Entries from a dataset of interfaces:
▶

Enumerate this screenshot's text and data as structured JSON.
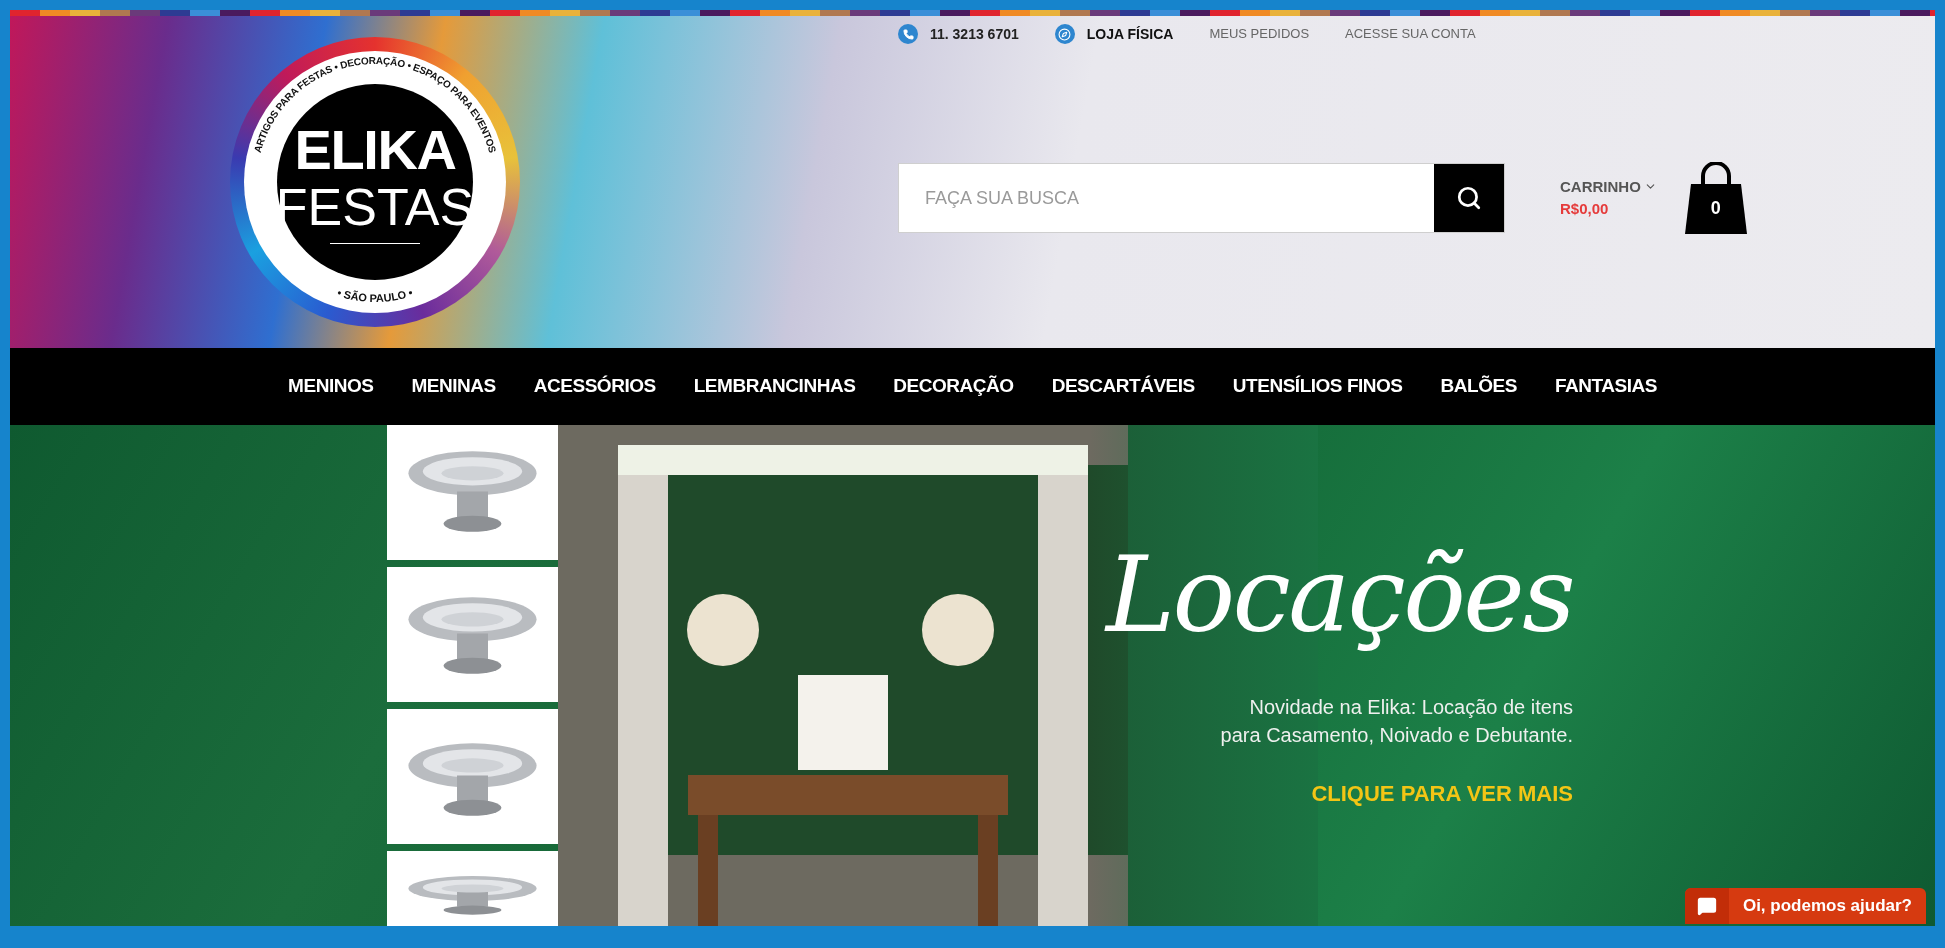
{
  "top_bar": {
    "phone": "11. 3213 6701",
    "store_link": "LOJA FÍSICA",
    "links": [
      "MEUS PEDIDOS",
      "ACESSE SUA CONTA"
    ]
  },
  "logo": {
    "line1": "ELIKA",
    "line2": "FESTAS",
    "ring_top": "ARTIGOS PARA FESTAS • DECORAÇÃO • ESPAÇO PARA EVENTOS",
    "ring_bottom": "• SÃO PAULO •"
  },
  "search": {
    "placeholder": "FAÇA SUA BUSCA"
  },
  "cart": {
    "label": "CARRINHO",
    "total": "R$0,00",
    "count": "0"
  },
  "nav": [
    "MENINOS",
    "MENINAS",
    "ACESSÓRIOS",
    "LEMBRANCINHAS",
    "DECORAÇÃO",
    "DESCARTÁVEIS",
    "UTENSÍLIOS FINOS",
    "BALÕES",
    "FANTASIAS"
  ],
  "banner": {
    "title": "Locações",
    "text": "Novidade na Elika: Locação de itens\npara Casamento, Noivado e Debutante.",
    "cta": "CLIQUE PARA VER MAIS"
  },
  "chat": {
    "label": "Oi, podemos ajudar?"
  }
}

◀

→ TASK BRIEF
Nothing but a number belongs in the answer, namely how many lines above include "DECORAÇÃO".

→ SOLVED EXERCISE
2